We encounter many natural wonders in this field of geology and too often we take them for granted. There are so many things preserved in the rocks that really should not exist. Dinosaur footprints are good examples. How could something as ephemeral as a footprint in the mud be preserved 100 or 200 million years after they formed? The answer is that they really shouldn’t; it’s a one in a million chance. But what if there were ten million dinosaur footprints? Then ten of them would be preserved. If there had been a hundred million dinosaur footprints, then a hundred of them should still be around. One in a million shots become certainties if you just play the odds.
And geologists must learn to play the odds. Pretty much all of the fossils we find were originally one in a million shots. They were bones or shells or tree trunks that defied the odds, got buried, hardened into rocks and were found. And then, when you have a million fossils, one of them is truly a grand discovery: a complete dinosaur skeleton, a mastodon frozen in the tundra, a little frog in a piece of amber and so on. Search for fossils long enough and you beat the odds.
We are used to this, but there are still things that we have a hard time believing, even if we see them ourselves. One of those odds-defying oddities can be found right here in the Catskills. They actually aren’t fossils, but the word fossil can be used to describe them. They are raindrop prints, often called “fossil” raindrop prints.


                                                                        “Raindrop prints” scattered across surface

What could possibly be more ephemeral than a raindrop print? The drop falls out of the sky and leaves an impact crater in the soft earth. The crater is just that, a soft rim of earth thrown up by the impact. So far, so good, but how can something like this come to be preserved? Isn’t it likely that the very next drop will destroy the crater left by the last one? The answer is yes, of course, and the next 100 or 1,000 drops will also destroy any craters left about. And after the storm, won’t the earth be too soft to preserve an impact crater? Of course it will, the ground should be all mud, too soupy to preserve any such features. And even if a raindrop print were to survive, wouldn’t wind eventually blow it away, wouldn’t animals step upon it, wouldn’t plants grow through it? Wouldn’t this and wouldn’t that! The answer is yes, yes, yes, the raindrop should be destroyed.
And yet, there they are, . . . preserved in rock . . . little, bitty structures that look exactly like . . . raindrop prints! So, how did they get there? The prints are found on the surfaces of beds of red shales which are thought to have once been soil surfaces. That’s a helpful hypothesis and it adds some plausibility to the story. But, shouldn’t the prints be lost in a mush of mud? To avoid that you have to imagine a very brief shower. A few drops sprinkle the landscape and then the “storm” is over, hardly before it had begun. But what about preservation? Next you have to let the soils dry out. This doesn’t turn it into rock, but dry soil is stiff enough to resist distortion. Finally, you want a flood to occur and submerge the flood plain.

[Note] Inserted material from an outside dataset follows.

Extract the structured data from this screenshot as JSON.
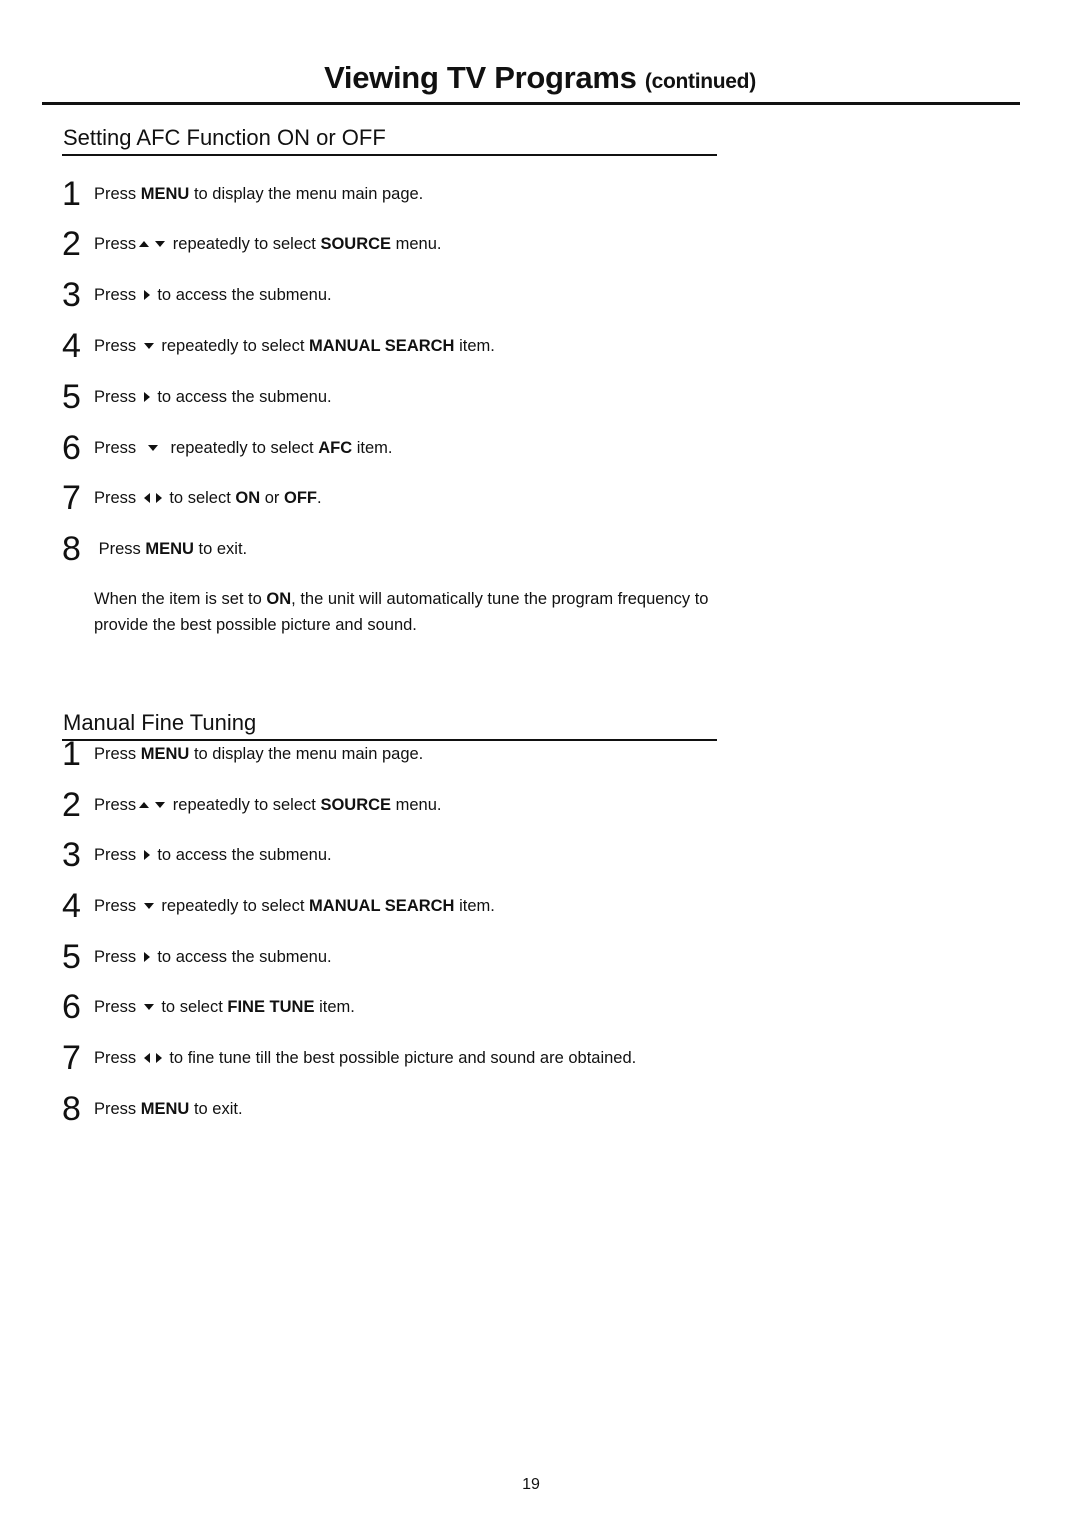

Floods are often not as catastrophic as the evening news coverage would suggest. Flood waters can often rise rather passively and bring blankets of new mud to bury the old soils. That can be done without much disruption of the rain drop prints. Continue this process for a very long time, bury the prints in a deepening thickness of sediment, and it will harden into rock. With that the raindrop prints are preserved. It’s a long shot, a very unlikely sequence of events, but it is possible, and it does happen. And that’s how it is that we can go and find such remarkably unlikely features in the rocks.
Such things are called primary structures. They are rather fun to watch for and they tell us so much about what the rocks represent. We would like to tell you where to go and find some raindrop prints, but that is hard to do. Look for red shales and these are common throughout the Catskills. Then pick through the shards of shale. If you are lucky you may find some. If you are not lucky, well maybe next time.
Contact the authors at randjtitus@prodigy,net. Join their facebook page “The Catskill Geologist.”

Leave a Reply

Your email address will not be published.